=== Task statement ===
An exact reprint of the listing is required, with no pictures included.

-------- Data for this task --------

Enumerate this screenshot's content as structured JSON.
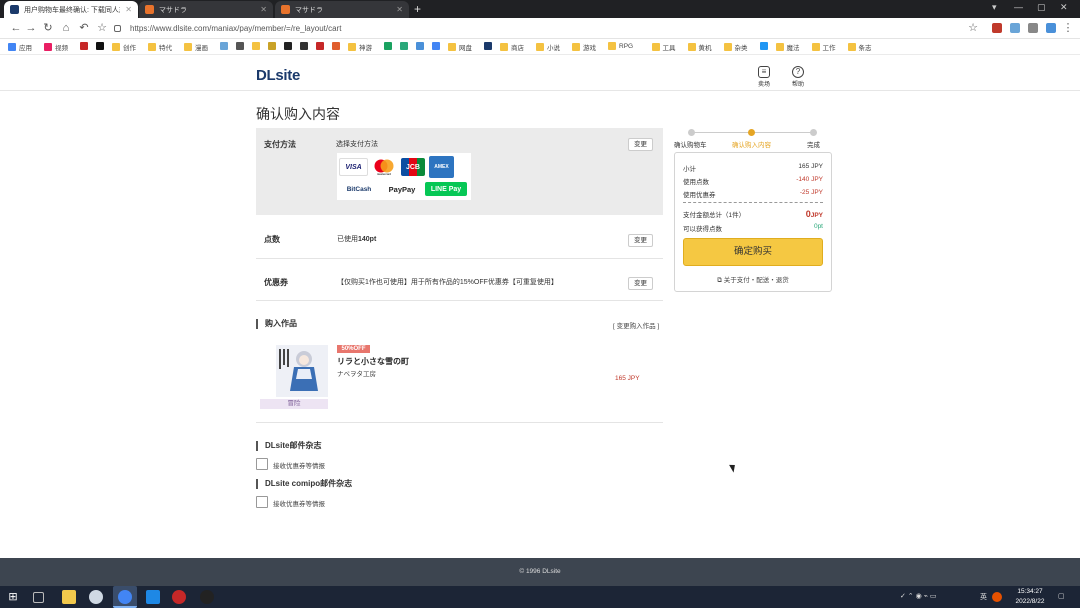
{
  "browser": {
    "tabs": [
      {
        "title": "用户购物车最终确认: 下载同人志",
        "favicon": "#1b3a6b"
      },
      {
        "title": "マサドラ",
        "favicon": "#e8732c"
      },
      {
        "title": "マサドラ",
        "favicon": "#e8732c"
      }
    ],
    "url": "https://www.dlsite.com/maniax/pay/member/=/re_layout/cart",
    "bookmarks": [
      "应用",
      "视频",
      "",
      "",
      "创作",
      "特代",
      "漫画",
      "",
      "",
      "",
      "",
      "",
      "",
      "",
      "",
      "神游",
      "",
      "",
      "",
      "",
      "网盘",
      "",
      "商店",
      "小说",
      "游戏",
      "RPG",
      "工具",
      "黄机",
      "杂类",
      "",
      "魔法",
      "工作",
      "条志"
    ]
  },
  "header": {
    "logo": "DLsite",
    "shop_label": "卖场",
    "help_label": "帮助"
  },
  "main": {
    "page_title": "确认购入内容",
    "payment": {
      "label": "支付方法",
      "value": "选择支付方法",
      "change": "变更",
      "cards": [
        "VISA",
        "mastercard",
        "JCB",
        "AMEX",
        "BitCash",
        "PayPay",
        "LINE Pay"
      ]
    },
    "points": {
      "label": "点数",
      "prefix": "已使用",
      "value": "140pt",
      "change": "变更"
    },
    "coupon": {
      "label": "优惠券",
      "value": "【仅购买1作也可使用】用于所有作品的15%OFF优惠券【可重复使用】",
      "change": "变更"
    },
    "works": {
      "heading": "购入作品",
      "change_link": "[ 变更购入作品 ]",
      "items": [
        {
          "discount": "50%OFF",
          "title": "リラと小さな雪の町",
          "circle": "ナベヲタ工房",
          "genre": "冒险",
          "price": "165 JPY"
        }
      ]
    },
    "newsletters": [
      {
        "heading": "DLsite邮件杂志",
        "label": "接收优惠券等情报"
      },
      {
        "heading": "DLsite comipo邮件杂志",
        "label": "接收优惠券等情报"
      }
    ]
  },
  "steps": [
    {
      "label": "确认购物车",
      "active": false
    },
    {
      "label": "确认购入内容",
      "active": true
    },
    {
      "label": "完成",
      "active": false
    }
  ],
  "summary": {
    "subtotal_label": "小计",
    "subtotal": "165 JPY",
    "points_label": "使用点数",
    "points": "-140 JPY",
    "coupon_label": "使用优惠券",
    "coupon": "-25 JPY",
    "total_label": "支付金额总计（1件）",
    "total_num": "0",
    "total_unit": "JPY",
    "earn_label": "可以获得点数",
    "earn": "0pt",
    "buy_button": "确定购买",
    "about_link": "关于支付・配送・退货"
  },
  "footer": {
    "copyright": "© 1996 DLsite"
  },
  "taskbar": {
    "time": "15:34:27",
    "date": "2022/8/22",
    "ime": "英"
  },
  "colors": {
    "accent": "#e5a524",
    "price": "#c0392b",
    "footer": "#3d4550",
    "brand": "#1b3a6b"
  }
}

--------

=== Answer to this task ===
Enumerate this screenshot's content as structured JSON.
{
  "browser": {
    "tabs": [
      {
        "title": "用户购物车最终确认: 下载同人志",
        "favicon": "#1b3a6b"
      },
      {
        "title": "マサドラ",
        "favicon": "#e8732c"
      },
      {
        "title": "マサドラ",
        "favicon": "#e8732c"
      }
    ],
    "url": "https://www.dlsite.com/maniax/pay/member/=/re_layout/cart",
    "bookmarks": [
      "应用",
      "视频",
      "",
      "",
      "创作",
      "特代",
      "漫画",
      "",
      "",
      "",
      "",
      "",
      "",
      "",
      "",
      "神游",
      "",
      "",
      "",
      "",
      "网盘",
      "",
      "商店",
      "小说",
      "游戏",
      "RPG",
      "工具",
      "黄机",
      "杂类",
      "",
      "魔法",
      "工作",
      "条志"
    ]
  },
  "header": {
    "logo": "DLsite",
    "shop_label": "卖场",
    "help_label": "帮助"
  },
  "main": {
    "page_title": "确认购入内容",
    "payment": {
      "label": "支付方法",
      "value": "选择支付方法",
      "change": "变更",
      "cards": [
        "VISA",
        "mastercard",
        "JCB",
        "AMEX",
        "BitCash",
        "PayPay",
        "LINE Pay"
      ]
    },
    "points": {
      "label": "点数",
      "prefix": "已使用",
      "value": "140pt",
      "change": "变更"
    },
    "coupon": {
      "label": "优惠券",
      "value": "【仅购买1作也可使用】用于所有作品的15%OFF优惠券【可重复使用】",
      "change": "变更"
    },
    "works": {
      "heading": "购入作品",
      "change_link": "[ 变更购入作品 ]",
      "items": [
        {
          "discount": "50%OFF",
          "title": "リラと小さな雪の町",
          "circle": "ナベヲタ工房",
          "genre": "冒险",
          "price": "165 JPY"
        }
      ]
    },
    "newsletters": [
      {
        "heading": "DLsite邮件杂志",
        "label": "接收优惠券等情报"
      },
      {
        "heading": "DLsite comipo邮件杂志",
        "label": "接收优惠券等情报"
      }
    ]
  },
  "steps": [
    {
      "label": "确认购物车",
      "active": false
    },
    {
      "label": "确认购入内容",
      "active": true
    },
    {
      "label": "完成",
      "active": false
    }
  ],
  "summary": {
    "subtotal_label": "小计",
    "subtotal": "165 JPY",
    "points_label": "使用点数",
    "points": "-140 JPY",
    "coupon_label": "使用优惠券",
    "coupon": "-25 JPY",
    "total_label": "支付金额总计（1件）",
    "total_num": "0",
    "total_unit": "JPY",
    "earn_label": "可以获得点数",
    "earn": "0pt",
    "buy_button": "确定购买",
    "about_link": "关于支付・配送・退货"
  },
  "footer": {
    "copyright": "© 1996 DLsite"
  },
  "taskbar": {
    "time": "15:34:27",
    "date": "2022/8/22",
    "ime": "英"
  },
  "colors": {
    "accent": "#e5a524",
    "price": "#c0392b",
    "footer": "#3d4550",
    "brand": "#1b3a6b"
  }
}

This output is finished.